The inside diameter of the central bore formed by end plates 21 (21') and fin 22 (22') is dimensioned so that slight beam scraping takes place. Elements 10 and 11 are insulated by insulators 6 and 7 respectively. The elements 10 and 11 will be charged up by electrons in the beam due to beam scraping. To hold the trap element 10 at approximately -1400 volts, an appropriate bleed resistor and spark gap are connected between element 10 and ground by an electrical lead 8. When the beam is turned off element 10 will discharge slowly through the bleed resistor and will remain functional to same degree for some time. Therefore, with a negative charge on element 10, positive ions 30 which are drifting towards cathode 1 will have their trajectories altered as shown in FIG. 1. The second element 11 of the trap can be connected to ground by lead 9 or through a second bleed resistor and spark-gap if it is desired to keep element 11 at a certain potential such as -200 volts. In the latter case, positive ions which come in close proximity to the second element 11 will also collide with one of the titanium baffles in element 11. Leads 8 and 9 are electrically insulated from support 15 by insulators 26 and 27 respectively.

The ion trap can also be sectioned off into more elements than 2. For instance, the ion trap could consist of 4 quarter section elements which may be placed at difference potentials. This would then result in a greater range of low energy ions which can be trapped.

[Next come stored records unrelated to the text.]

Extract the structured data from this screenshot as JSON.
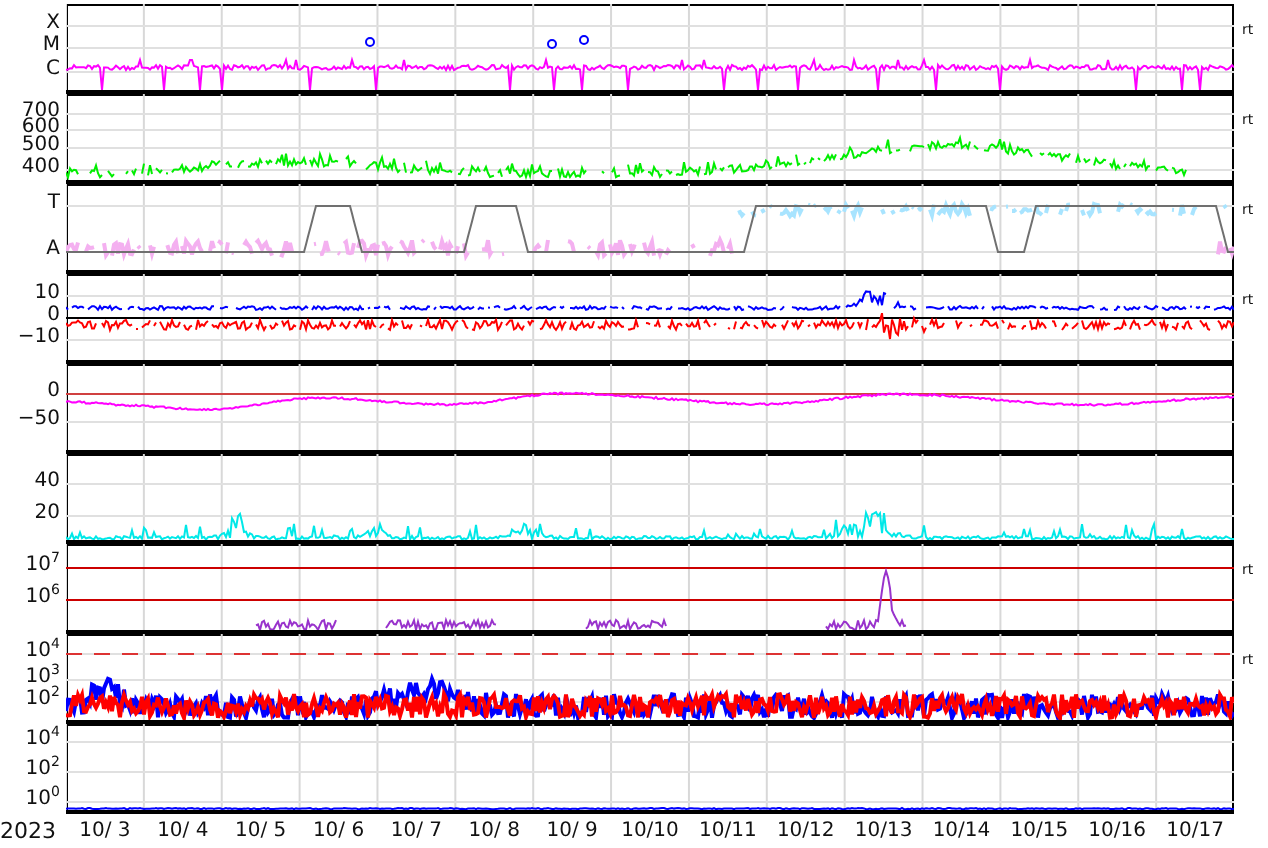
{
  "panels": [
    {
      "ticks": [
        "X",
        "M",
        "C"
      ],
      "flag": "rt",
      "series": [
        {
          "color": "#ff00ff"
        }
      ]
    },
    {
      "ticks": [
        "700",
        "600",
        "500",
        "400"
      ],
      "flag": "rt",
      "series": [
        {
          "color": "#00ee00"
        }
      ]
    },
    {
      "ticks": [
        "T",
        "A"
      ],
      "flag": "rt",
      "series": [
        {
          "color": "#a8e4ff"
        },
        {
          "color": "#f4b0f0"
        },
        {
          "color": "#707070"
        }
      ]
    },
    {
      "ticks": [
        "10",
        "0",
        "−10"
      ],
      "flag": "rt",
      "series": [
        {
          "color": "#0000ff"
        },
        {
          "color": "#ff0000"
        }
      ]
    },
    {
      "ticks": [
        "0",
        "−50"
      ],
      "series": [
        {
          "color": "#ff00ff"
        }
      ]
    },
    {
      "ticks": [
        "40",
        "20"
      ],
      "series": [
        {
          "color": "#00e8e8"
        }
      ]
    },
    {
      "ticks": [
        "10$^{7}$",
        "10$^{6}$"
      ],
      "flag": "rt",
      "series": [
        {
          "color": "#9933cc"
        }
      ]
    },
    {
      "ticks": [
        "10$^{4}$",
        "10$^{3}$",
        "10$^{2}$"
      ],
      "flag": "rt",
      "series": [
        {
          "color": "#0000ff"
        },
        {
          "color": "#ff0000"
        }
      ]
    },
    {
      "ticks": [
        "10$^{4}$",
        "10$^{2}$",
        "10$^{0}$"
      ],
      "series": [
        {
          "color": "#0000ff"
        }
      ]
    }
  ],
  "x_axis": {
    "year": "2023",
    "dates": [
      "10/ 3",
      "10/ 4",
      "10/ 5",
      "10/ 6",
      "10/ 7",
      "10/ 8",
      "10/ 9",
      "10/10",
      "10/11",
      "10/12",
      "10/13",
      "10/14",
      "10/15",
      "10/16",
      "10/17"
    ]
  }
}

The bore diameter throughout and the ion trap are together designed to form a single stage of differential pumping system. The entrance bore for the electron beam must be carefully matched to the diameter of the particular electron beam. However, the degree of beam scraping by end plate 21 and fin 22 can be adjusted using the focus coil 3. When the system is one in which beam scraping is not desired, a high voltage power supply can be connected to lead 8 to maintain the required potential on element 10.

Ions pumps 40 and 41 are situated near the cathode and help maintain the number of gas molecules at that area to a low value.

Various modifications may be made to the preferred embodiment without departing from the spirit and scope of the invention as defined in the appended claims.

Patent Citations
Cited PatentFiling datePublication dateApplicantTitle
US3586901 *Jun 4, 1969Jun 22, 1971Gen ElectricElectron gun for use in contaminated environment
US3886399 *Aug 20, 1973May 27, 1975Varian AssociatesElectron beam electrical power transmission system
US4625150 *Apr 16, 1984Nov 25, 1986Imatron, Inc.Electron beam control assembly for a scanning electron beam computed tomography scanner
US4720832 *Jul 9, 1986Jan 19, 1988Ushio DenkiGas laser including means for magnetic deflection of ions
US4743794 *May 26, 1987May 10, 1988U.S. Philips CorporationCathode-ray tube having an ion trap
Referenced by
Citing PatentFiling datePublication dateApplicantTitle
US7411187May 23, 2006Aug 12, 2008The Regents Of The University Of MichiganIon trap in a semiconductor chip
EP0795194A1 *Nov 22, 1995Sep 17, 1997Intevac, Inc.Hybrid multiplier tube with ion deflection
Classifications
U.S. Classification313/424, 313/432
International ClassificationH01J3/40, H01J37/07, H01J37/06, H01J29/84
Cooperative ClassificationH01J3/40, H01J29/84
European ClassificationH01J29/84, H01J3/40
Legal Events
DateCodeEventDescription
Sep 12, 1995FPExpired due to failure to pay maintenance fee
Effective date: 19830705
Jul 2, 1995LAPSLapse for failure to pay maintenance fees
Feb 7, 1995REMIMaintenance fee reminder mailed
Mar 7, 1991ASAssignment
Owner name: ATOMIC ENERGY OF CANADA LIMITED-ENERGIE ATOMIQUE D
Free format text: ASSIGNMENT OF ASSIGNORS INTEREST.;ASSIGNOR:KOLPIN, HANS J.;REEL/FRAME:005623/0683
Effective date: 19900807